When the prize pool was announced shortly after play began there was a sharp intake of breath in the press room as we realised this bubble would be particularly nasty. It was decreed that eight players would receive some return on their buy-in(s) meaning that the official final table bubble would also be the money bubble, one costing that player at least €107,550.
So double trouble for one poor soul, but given that the unfortunate ninth place finisher was Anthony Zinno it was actually triple trouble. The American is locked in a battle with, principally, Byron Kaverman for the GPI 2015 Player of the Year. The latter bust in 20th place today and Zinno knew that a min-cash would take him to the top of the tree.
When Ole Schemion exited in tenth and the final nine convened around one table he was the shortest stack. No problem, plenty of players hang on from here. When he got a shove through over the top of a Steve O'Dwyer open he suddenly had almost 17 big blinds, a workable stack. But it was not to be. His exit had saw him run a good hand - ace-jack - into a slightly better one, the ace-queen of Urbanovich. His elimination in ninth meant everyone else, of course, was guaranteed a pay day. They go steadily upwards all the way to €806,650.
There's far more than mere money to play for at the final table tomorrow though. John Juanda is chasing the same season EPT Main Event and Super High Roller double. Should Kurganov win he'll add a Super High Roller title to the €25,000 High Roller title he won at the EPT8 Grand Final and if it's Steve O'Dwyer hosting the trophy aloft he'll be doing it in the knowledge that he's the first player ever to win two EPT Super High Roller titles.

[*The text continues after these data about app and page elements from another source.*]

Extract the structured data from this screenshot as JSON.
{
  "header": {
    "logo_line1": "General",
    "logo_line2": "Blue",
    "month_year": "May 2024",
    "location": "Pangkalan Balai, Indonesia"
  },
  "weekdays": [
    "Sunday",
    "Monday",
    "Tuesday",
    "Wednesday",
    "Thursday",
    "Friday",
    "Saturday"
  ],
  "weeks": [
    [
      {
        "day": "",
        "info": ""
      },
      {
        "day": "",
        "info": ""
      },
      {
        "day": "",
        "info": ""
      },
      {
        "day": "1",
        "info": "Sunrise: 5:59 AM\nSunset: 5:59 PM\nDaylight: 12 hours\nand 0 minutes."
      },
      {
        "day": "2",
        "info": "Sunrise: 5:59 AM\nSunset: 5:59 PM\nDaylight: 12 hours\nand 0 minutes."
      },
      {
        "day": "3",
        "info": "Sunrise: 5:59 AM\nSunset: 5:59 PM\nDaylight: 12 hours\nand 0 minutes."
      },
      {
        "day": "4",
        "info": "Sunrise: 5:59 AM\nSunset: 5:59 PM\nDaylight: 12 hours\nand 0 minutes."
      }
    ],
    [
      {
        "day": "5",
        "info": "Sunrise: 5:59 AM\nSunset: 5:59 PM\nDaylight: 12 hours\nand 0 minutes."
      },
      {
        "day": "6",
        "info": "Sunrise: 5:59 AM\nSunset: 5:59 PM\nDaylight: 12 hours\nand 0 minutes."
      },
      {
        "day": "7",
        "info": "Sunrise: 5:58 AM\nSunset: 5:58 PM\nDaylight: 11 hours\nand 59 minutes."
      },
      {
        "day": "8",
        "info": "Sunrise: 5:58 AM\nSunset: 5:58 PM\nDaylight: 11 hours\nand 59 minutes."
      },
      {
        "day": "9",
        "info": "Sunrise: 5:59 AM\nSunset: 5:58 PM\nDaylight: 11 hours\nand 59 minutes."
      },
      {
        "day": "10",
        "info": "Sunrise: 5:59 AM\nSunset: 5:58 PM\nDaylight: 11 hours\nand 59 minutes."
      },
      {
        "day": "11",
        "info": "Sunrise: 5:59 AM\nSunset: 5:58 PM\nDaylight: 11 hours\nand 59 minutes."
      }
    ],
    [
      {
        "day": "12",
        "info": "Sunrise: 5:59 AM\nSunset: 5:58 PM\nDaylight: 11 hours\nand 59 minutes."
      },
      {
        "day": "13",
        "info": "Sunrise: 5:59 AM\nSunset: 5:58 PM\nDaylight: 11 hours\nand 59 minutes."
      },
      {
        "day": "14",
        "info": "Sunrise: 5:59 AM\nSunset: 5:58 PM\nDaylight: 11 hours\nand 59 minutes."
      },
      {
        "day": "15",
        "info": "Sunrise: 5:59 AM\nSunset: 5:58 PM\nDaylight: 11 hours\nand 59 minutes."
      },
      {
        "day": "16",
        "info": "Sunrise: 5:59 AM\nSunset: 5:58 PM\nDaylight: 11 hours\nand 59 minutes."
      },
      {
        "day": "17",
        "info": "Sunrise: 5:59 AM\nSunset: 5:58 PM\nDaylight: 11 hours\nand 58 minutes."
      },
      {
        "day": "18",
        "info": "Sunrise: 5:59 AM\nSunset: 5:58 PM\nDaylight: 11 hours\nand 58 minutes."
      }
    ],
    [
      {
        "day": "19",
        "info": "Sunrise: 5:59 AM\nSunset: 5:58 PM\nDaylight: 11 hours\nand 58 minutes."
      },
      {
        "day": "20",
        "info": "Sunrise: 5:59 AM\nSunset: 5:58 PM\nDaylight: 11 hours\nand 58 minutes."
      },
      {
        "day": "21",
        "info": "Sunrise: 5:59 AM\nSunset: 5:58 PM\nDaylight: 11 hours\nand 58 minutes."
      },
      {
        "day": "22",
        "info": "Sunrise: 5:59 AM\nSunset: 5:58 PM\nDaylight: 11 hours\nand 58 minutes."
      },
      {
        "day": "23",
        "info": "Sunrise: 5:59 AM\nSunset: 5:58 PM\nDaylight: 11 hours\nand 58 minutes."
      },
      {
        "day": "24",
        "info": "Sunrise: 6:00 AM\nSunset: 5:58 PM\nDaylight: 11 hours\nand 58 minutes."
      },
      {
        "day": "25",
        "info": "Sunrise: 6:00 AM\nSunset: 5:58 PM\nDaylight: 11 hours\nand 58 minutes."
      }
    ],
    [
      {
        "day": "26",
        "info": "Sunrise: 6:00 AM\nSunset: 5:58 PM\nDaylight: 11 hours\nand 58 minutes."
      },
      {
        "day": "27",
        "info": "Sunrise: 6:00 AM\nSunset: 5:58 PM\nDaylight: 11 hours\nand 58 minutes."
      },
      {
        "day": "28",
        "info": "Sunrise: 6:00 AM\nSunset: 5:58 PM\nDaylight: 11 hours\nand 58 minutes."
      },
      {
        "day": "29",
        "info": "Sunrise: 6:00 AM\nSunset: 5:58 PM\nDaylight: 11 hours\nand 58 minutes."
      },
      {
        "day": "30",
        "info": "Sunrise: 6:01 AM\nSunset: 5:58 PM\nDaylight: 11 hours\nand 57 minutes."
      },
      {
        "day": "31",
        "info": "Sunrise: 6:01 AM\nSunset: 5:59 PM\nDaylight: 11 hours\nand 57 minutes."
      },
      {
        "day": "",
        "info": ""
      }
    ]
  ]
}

They're just some of the story lines that should make for a fascinating final table. We'll be back to cover that from 12:30 local time. That, coincidentally, is the same time as the mammoth Eureka Prague Main Event final table gets under way. You can find out who's made it to the final eight of that one on our dedicated Eureka Poker Tour page.
If you missed any of today's Super High Roller coverage you can catch up here and you can feast your eyes on all the side event results right here. All the schedule information is on the EPT App, which is available on both Android or IOS.